*** Source material

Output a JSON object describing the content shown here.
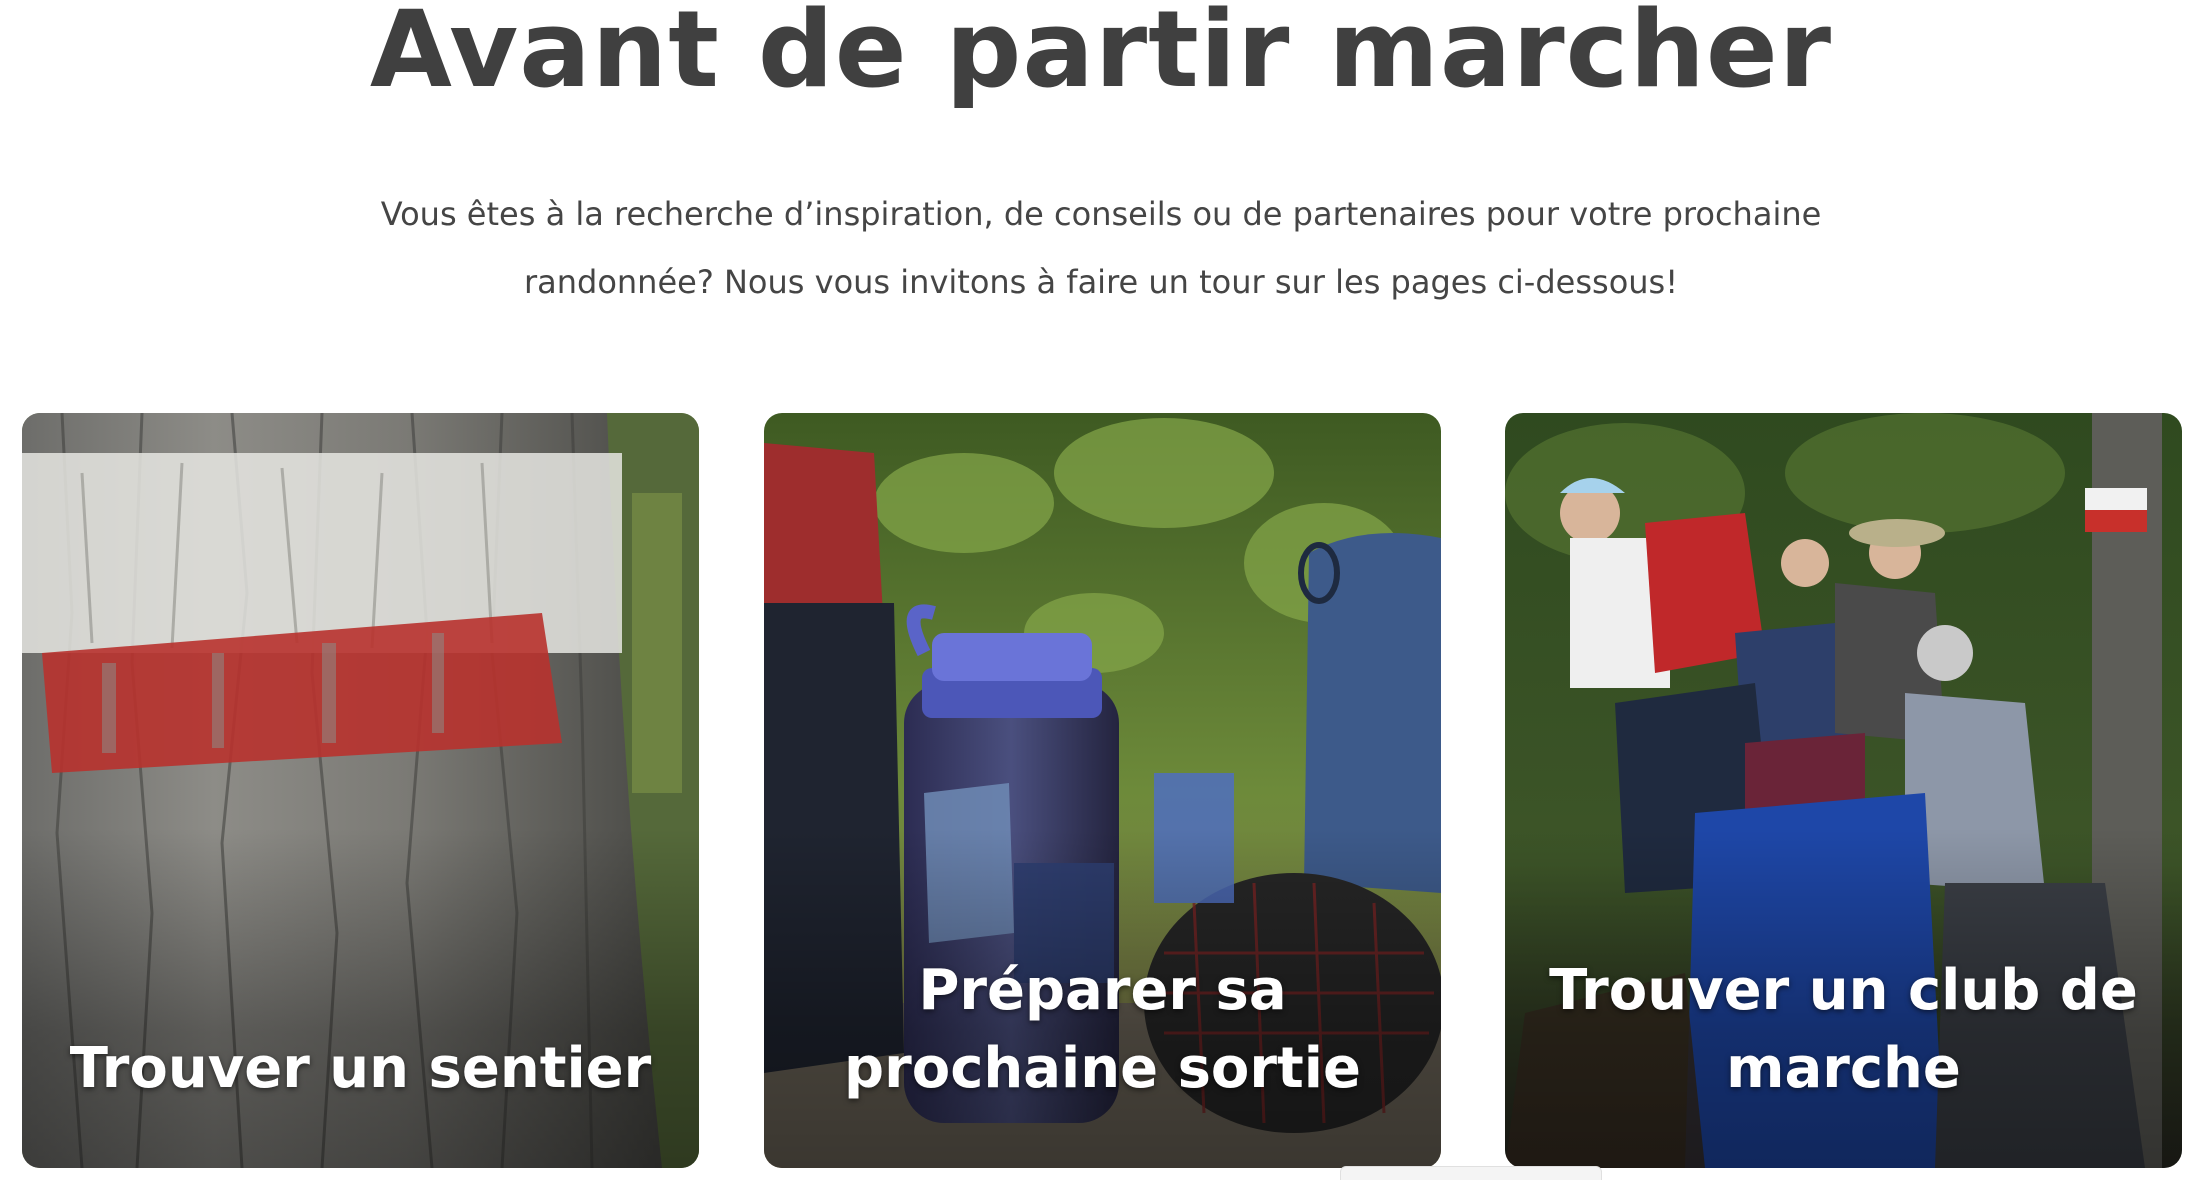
{
  "section": {
    "title": "Avant de partir marcher",
    "intro": "Vous êtes à la recherche d’inspiration, de conseils ou de partenaires pour votre prochaine randonnée? Nous vous invitons à faire un tour sur les pages ci-dessous!"
  },
  "cards": [
    {
      "label": "Trouver un sentier",
      "image": "tree-trail-marker-photo"
    },
    {
      "label": "Préparer sa prochaine sortie",
      "image": "hiking-gear-water-bottle-photo"
    },
    {
      "label": "Trouver un club de marche",
      "image": "hiking-group-backpacks-photo"
    }
  ],
  "colors": {
    "title": "#404040",
    "text": "#454545",
    "card_label": "#ffffff",
    "trail_mark_red": "#b8322e"
  }
}
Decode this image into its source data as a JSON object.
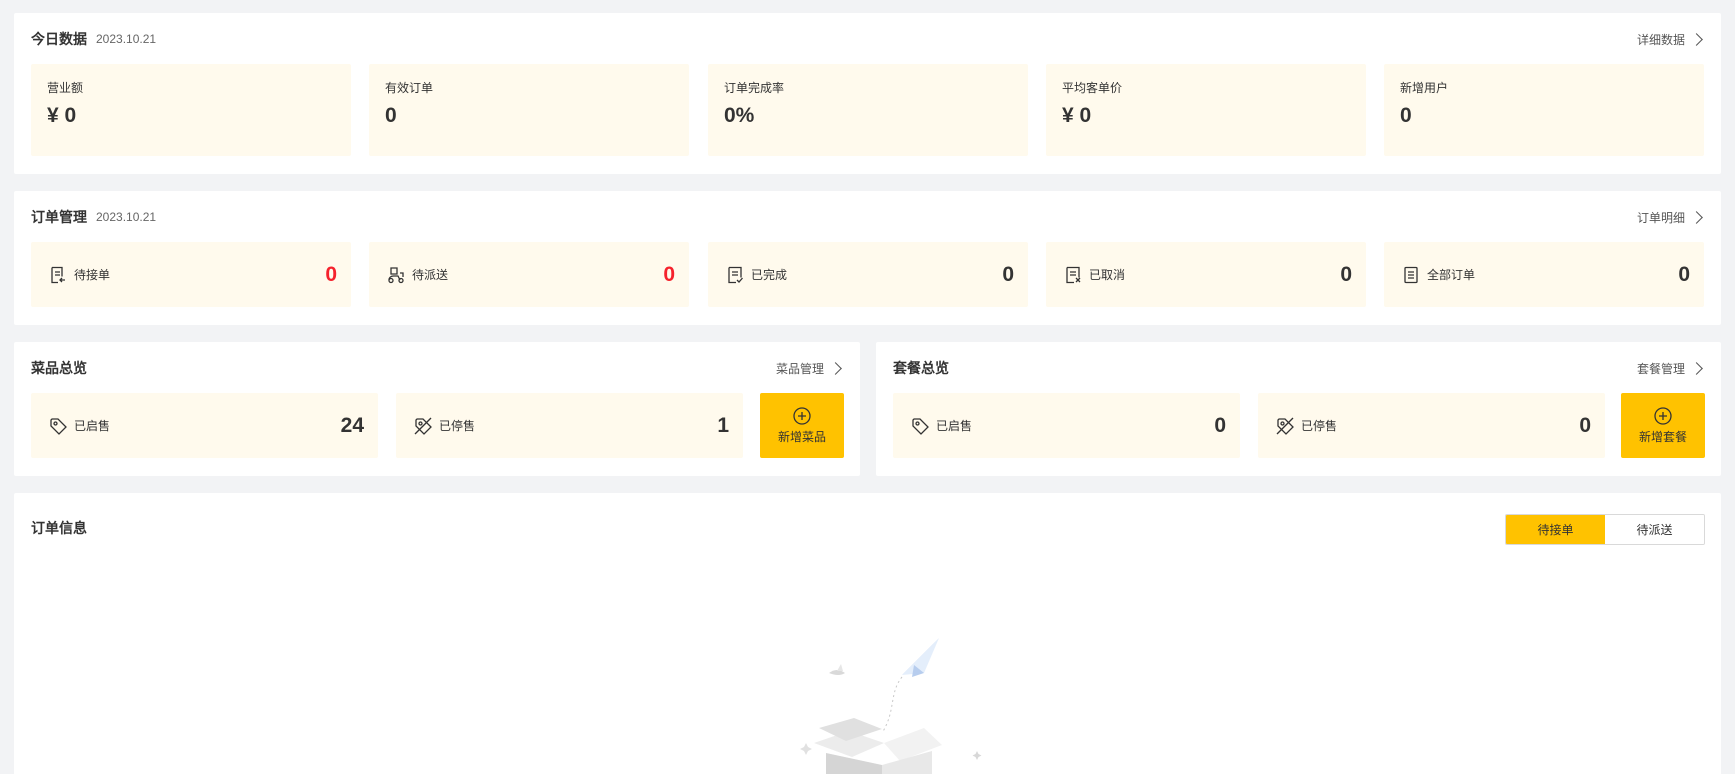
{
  "today": {
    "title": "今日数据",
    "date": "2023.10.21",
    "link": "详细数据",
    "stats": [
      {
        "label": "营业额",
        "value": "¥ 0"
      },
      {
        "label": "有效订单",
        "value": "0"
      },
      {
        "label": "订单完成率",
        "value": "0%"
      },
      {
        "label": "平均客单价",
        "value": "¥ 0"
      },
      {
        "label": "新增用户",
        "value": "0"
      }
    ]
  },
  "orders": {
    "title": "订单管理",
    "date": "2023.10.21",
    "link": "订单明细",
    "items": [
      {
        "label": "待接单",
        "value": "0",
        "icon": "pending-order-icon",
        "highlight": true
      },
      {
        "label": "待派送",
        "value": "0",
        "icon": "delivery-icon",
        "highlight": true
      },
      {
        "label": "已完成",
        "value": "0",
        "icon": "completed-order-icon",
        "highlight": false
      },
      {
        "label": "已取消",
        "value": "0",
        "icon": "cancelled-order-icon",
        "highlight": false
      },
      {
        "label": "全部订单",
        "value": "0",
        "icon": "all-orders-icon",
        "highlight": false
      }
    ]
  },
  "dishes": {
    "title": "菜品总览",
    "link": "菜品管理",
    "on_sale": {
      "label": "已启售",
      "value": "24"
    },
    "off_sale": {
      "label": "已停售",
      "value": "1"
    },
    "add_label": "新增菜品"
  },
  "setmeals": {
    "title": "套餐总览",
    "link": "套餐管理",
    "on_sale": {
      "label": "已启售",
      "value": "0"
    },
    "off_sale": {
      "label": "已停售",
      "value": "0"
    },
    "add_label": "新增套餐"
  },
  "order_info": {
    "title": "订单信息",
    "tabs": [
      "待接单",
      "待派送"
    ],
    "active_tab": 0
  },
  "colors": {
    "accent": "#ffc200",
    "tile_bg": "#fffaed",
    "alert": "#f5222d"
  }
}
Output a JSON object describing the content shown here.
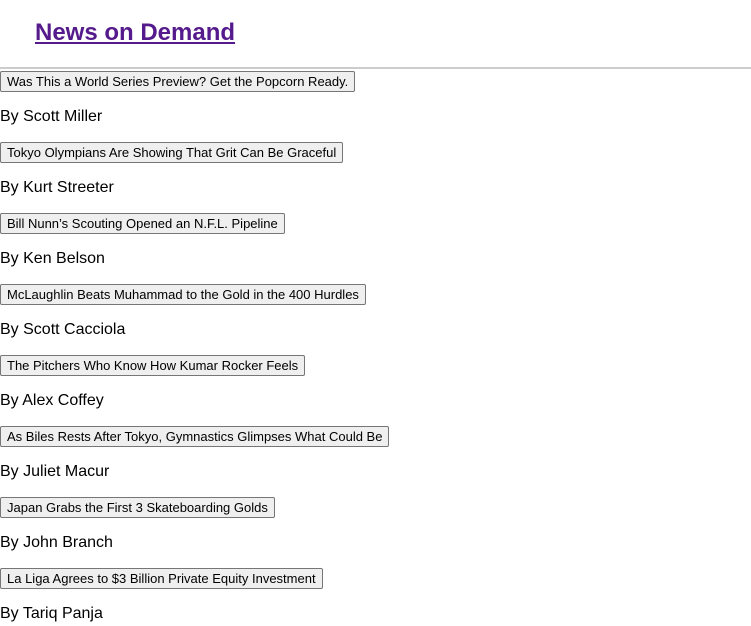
{
  "header": {
    "title": "News on Demand"
  },
  "articles": [
    {
      "headline": "Was This a World Series Preview? Get the Popcorn Ready.",
      "byline": "By Scott Miller"
    },
    {
      "headline": "Tokyo Olympians Are Showing That Grit Can Be Graceful",
      "byline": "By Kurt Streeter"
    },
    {
      "headline": "Bill Nunn’s Scouting Opened an N.F.L. Pipeline",
      "byline": "By Ken Belson"
    },
    {
      "headline": "McLaughlin Beats Muhammad to the Gold in the 400 Hurdles",
      "byline": "By Scott Cacciola"
    },
    {
      "headline": "The Pitchers Who Know How Kumar Rocker Feels",
      "byline": "By Alex Coffey"
    },
    {
      "headline": "As Biles Rests After Tokyo, Gymnastics Glimpses What Could Be",
      "byline": "By Juliet Macur"
    },
    {
      "headline": "Japan Grabs the First 3 Skateboarding Golds",
      "byline": "By John Branch"
    },
    {
      "headline": "La Liga Agrees to $3 Billion Private Equity Investment",
      "byline": "By Tariq Panja"
    }
  ]
}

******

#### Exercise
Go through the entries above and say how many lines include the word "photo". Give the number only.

#### Reply
3